Tuesday, April 07, 2015

Markers of Time

As Robert Frost once wrote, “A poem begins as a lump in the throat, a sense of wrong, a homesickness, a lovesickness. It is never a thought to begin with.”

I recommend the following course of action for those, like you, who are just starting out, or who, like me, may be re-configuring midway through. Heed the words of Robert Frost. Start with a big fat lump in your throat. Start with a profound sense of wrong, a deep homesickness, a crazy lovesickness, and run with it. If you imagine less, less will be what you undoubtedly deserve. Do what you love. And don’t stop until you get what you love. Work as hard as you can. Imagine immensities. Don’t compromise and don’t waste time. In order to strive for a remarkable life, you have to decide that you want one. Start now. Not twenty years from now. Not thirty years from now. Not two weeks from now. Now.

The best thing about time passing is the privilege of running out of it, of watching the wave of mortality break over me and everyone I know. No more time, no more potential. The privilege of ruling things out. Finishing. Knowing I’m finished. And knowing time will go on without me. Look at me, dancing my little dance for a few moments against the background of eternity.

As her relationship to these markers of time changed, she became interested not in the “short tragic love stories” that had once bewitched her but in “the kind of love to which the person dedicates herself for so long, she no longer remembers quite how it began.” Eventually, she got married. Echoing Wendell Berry’s memorable meditation on marriage and freedom, she writes:
Marriage isn’t a fixed experience. It’s a continuous one. It changes form but is still always there, a rivulet under a frozen stream. Now, when I feel a break in the continuity of till death do us part, I think to myself, Get back in the river.

 If you pour a handful of salt into a cup of water, the water becomes undrinkable. But if you pour the salt into a river, people can continue to draw the water to cook, wash, and drink. The river is immense, and it has the capacity to receive, embrace, and transform. When our hearts are small, our understanding and compassion are limited, and we suffer. We can’t accept or tolerate others and their shortcomings, and we demand that they change. But when our hearts expand, these same things don’t make us suffer anymore. We have a lot of understanding and compassion and can embrace others. We accept others as they are, and then they have a chance to transform.

 Cold River: A Survivor’s Story by Jozef Imrich Just in ...

Cold River: A Survivor’s Story is about man’s desire for freedom during a time when none existed.

Author Imrich describes the village in which he grew up with such emotion and sadness that the reader can hear the snow crunching beneath his expectant mother’s feet as she makes her way through the snow drifts.

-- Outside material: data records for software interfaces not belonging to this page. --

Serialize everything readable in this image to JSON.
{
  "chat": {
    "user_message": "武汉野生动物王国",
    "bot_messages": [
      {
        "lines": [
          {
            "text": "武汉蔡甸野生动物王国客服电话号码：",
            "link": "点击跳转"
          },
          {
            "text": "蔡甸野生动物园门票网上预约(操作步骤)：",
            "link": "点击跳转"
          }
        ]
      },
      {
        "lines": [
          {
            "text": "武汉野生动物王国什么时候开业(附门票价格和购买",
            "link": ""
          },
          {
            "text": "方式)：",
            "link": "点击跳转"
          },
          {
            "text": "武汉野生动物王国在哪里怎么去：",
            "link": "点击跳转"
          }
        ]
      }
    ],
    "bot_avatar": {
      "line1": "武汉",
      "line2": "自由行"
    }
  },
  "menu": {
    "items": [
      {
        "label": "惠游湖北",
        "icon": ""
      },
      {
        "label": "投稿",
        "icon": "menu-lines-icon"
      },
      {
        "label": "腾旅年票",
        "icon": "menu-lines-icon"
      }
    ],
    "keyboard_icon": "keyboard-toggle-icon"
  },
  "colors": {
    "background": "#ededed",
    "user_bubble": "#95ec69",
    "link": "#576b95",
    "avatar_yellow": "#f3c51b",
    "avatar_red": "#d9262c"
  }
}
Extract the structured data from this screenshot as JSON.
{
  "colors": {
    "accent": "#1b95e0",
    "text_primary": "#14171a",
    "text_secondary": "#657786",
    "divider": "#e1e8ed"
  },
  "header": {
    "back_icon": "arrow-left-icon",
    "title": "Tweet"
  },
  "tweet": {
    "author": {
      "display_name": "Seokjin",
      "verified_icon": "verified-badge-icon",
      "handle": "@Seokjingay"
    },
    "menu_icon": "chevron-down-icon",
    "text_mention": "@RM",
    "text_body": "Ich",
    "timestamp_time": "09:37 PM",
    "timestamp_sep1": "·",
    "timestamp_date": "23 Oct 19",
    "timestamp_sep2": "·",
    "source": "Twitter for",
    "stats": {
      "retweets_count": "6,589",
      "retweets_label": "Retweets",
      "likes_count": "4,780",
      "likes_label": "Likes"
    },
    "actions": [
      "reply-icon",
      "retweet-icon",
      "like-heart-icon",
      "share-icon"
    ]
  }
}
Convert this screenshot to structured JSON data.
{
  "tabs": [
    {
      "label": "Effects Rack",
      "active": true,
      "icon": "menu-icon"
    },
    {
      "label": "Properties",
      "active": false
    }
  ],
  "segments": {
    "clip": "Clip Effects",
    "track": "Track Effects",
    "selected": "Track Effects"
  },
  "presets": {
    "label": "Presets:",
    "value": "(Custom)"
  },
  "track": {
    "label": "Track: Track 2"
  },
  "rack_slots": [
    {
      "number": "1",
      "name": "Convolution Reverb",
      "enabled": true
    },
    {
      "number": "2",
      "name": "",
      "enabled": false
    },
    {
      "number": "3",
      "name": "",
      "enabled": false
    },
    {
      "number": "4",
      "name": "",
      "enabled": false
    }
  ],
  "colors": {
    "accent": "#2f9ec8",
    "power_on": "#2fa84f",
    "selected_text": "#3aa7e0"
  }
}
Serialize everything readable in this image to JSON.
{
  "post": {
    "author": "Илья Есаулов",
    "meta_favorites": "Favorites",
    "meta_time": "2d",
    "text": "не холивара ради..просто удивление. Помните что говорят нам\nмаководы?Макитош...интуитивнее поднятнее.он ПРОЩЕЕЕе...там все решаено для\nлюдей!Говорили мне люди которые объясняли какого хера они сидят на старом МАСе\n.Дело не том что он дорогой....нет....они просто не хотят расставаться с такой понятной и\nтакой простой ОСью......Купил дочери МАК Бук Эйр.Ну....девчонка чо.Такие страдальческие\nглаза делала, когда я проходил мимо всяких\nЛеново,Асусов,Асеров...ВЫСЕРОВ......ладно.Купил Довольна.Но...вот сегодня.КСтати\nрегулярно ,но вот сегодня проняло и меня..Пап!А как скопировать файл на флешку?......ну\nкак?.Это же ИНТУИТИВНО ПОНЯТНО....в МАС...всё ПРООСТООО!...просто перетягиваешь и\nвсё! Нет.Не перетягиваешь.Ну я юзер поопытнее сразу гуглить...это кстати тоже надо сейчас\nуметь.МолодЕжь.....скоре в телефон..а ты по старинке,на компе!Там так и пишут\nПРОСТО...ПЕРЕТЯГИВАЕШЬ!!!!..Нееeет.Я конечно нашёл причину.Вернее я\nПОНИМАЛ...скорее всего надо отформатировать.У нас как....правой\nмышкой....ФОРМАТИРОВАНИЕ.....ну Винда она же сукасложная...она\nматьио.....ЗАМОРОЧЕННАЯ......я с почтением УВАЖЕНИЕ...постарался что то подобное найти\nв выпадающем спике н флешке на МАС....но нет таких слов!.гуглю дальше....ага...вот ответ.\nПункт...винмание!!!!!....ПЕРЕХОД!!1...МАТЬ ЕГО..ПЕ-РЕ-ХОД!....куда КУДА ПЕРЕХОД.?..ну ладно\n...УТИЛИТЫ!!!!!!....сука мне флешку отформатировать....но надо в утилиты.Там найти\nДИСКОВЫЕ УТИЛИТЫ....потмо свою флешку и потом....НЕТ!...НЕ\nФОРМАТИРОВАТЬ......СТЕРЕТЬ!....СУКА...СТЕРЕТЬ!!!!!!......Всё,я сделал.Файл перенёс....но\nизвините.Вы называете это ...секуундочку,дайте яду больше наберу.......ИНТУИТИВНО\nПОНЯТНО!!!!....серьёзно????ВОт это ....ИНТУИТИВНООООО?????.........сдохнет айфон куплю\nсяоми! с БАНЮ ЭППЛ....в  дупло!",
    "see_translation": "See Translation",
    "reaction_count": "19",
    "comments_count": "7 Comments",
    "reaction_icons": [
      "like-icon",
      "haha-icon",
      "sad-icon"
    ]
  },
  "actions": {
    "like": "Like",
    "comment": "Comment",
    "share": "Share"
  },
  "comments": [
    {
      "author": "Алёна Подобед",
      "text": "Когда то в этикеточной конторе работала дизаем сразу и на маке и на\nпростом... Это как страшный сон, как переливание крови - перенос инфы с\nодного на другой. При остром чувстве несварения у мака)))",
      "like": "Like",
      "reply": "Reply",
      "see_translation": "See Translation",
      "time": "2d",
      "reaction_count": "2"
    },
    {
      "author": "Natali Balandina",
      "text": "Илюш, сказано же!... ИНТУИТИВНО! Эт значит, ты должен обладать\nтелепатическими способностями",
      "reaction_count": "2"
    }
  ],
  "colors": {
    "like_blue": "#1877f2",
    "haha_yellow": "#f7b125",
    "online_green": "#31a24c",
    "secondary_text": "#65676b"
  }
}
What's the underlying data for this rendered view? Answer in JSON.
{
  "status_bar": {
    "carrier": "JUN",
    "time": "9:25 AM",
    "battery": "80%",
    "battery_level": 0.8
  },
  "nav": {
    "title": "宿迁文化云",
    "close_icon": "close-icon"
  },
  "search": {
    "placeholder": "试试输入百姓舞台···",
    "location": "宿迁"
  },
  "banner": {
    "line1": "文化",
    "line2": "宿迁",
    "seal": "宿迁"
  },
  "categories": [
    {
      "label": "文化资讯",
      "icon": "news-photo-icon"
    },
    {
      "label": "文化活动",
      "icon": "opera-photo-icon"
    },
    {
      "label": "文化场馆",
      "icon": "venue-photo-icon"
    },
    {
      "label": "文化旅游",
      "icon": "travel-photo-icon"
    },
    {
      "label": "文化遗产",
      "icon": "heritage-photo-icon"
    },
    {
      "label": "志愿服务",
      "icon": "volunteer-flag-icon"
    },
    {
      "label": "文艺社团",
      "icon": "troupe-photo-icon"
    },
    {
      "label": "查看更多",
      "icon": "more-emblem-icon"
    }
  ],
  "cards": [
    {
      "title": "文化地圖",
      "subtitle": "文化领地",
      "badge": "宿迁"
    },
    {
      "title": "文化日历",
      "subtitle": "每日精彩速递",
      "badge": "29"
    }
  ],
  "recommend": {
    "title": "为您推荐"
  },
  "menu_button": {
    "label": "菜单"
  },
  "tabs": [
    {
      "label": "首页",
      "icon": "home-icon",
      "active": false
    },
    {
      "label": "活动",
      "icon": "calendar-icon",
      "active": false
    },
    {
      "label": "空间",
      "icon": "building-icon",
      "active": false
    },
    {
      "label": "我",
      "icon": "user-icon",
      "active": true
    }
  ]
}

This story is fact, not fiction. When you are finished you will know what it is like to taste freedom for the first time. And perhaps feel the pain of its cost.

“Aches to read this. I have grown up on versions of this story -- they have molded who I am today. You bring much of it back -- and with great skill and power. May this story reach many, many.” -- The Smoking Poet

“Jozef Imrich has written the War and Peace of escapes. Havel tackled free will, Tolstoy the meaning of life, Imrich practiced what they preached... Citizen journalist’s job is like a baker's work -- his rolls are tasty as long as they're fresh; after two days they're stale; after a week, they're covered with mould and fit only to be thrown out.”

You can read more about Cold River: A Survivor’s Story by Jozef Imrich here andhere. The book can be ordered here. ◊

Sometimes we feel empty; we feel a vacuum, a great lack of something. We don’t know the cause; it’s very vague, but that feeling of being empty inside is very strong. We expect and hope for something much better so we’ll feel less alone, less empty. The desire to understand ourselves and to understand life is a deep thirst. There’s also the deep thirst to be loved and to love. We are ready to love and be loved. It’s very natural. But because we feel empty, we try to find an object of our love. Sometimes we haven’t had the time to understand ourselves, yet we’ve already found the object of our love. When we realize that all our hopes and expectations of course can’t be fulfilled by that person, we continue to feel empty. You want to find something, but you don’t know what to search for. In everyone there’s a continuous desire and expectation; deep inside, you still expect something better to happen. That is why you check your email many times a day!My ancestry had black skin not just lumps in their throats ...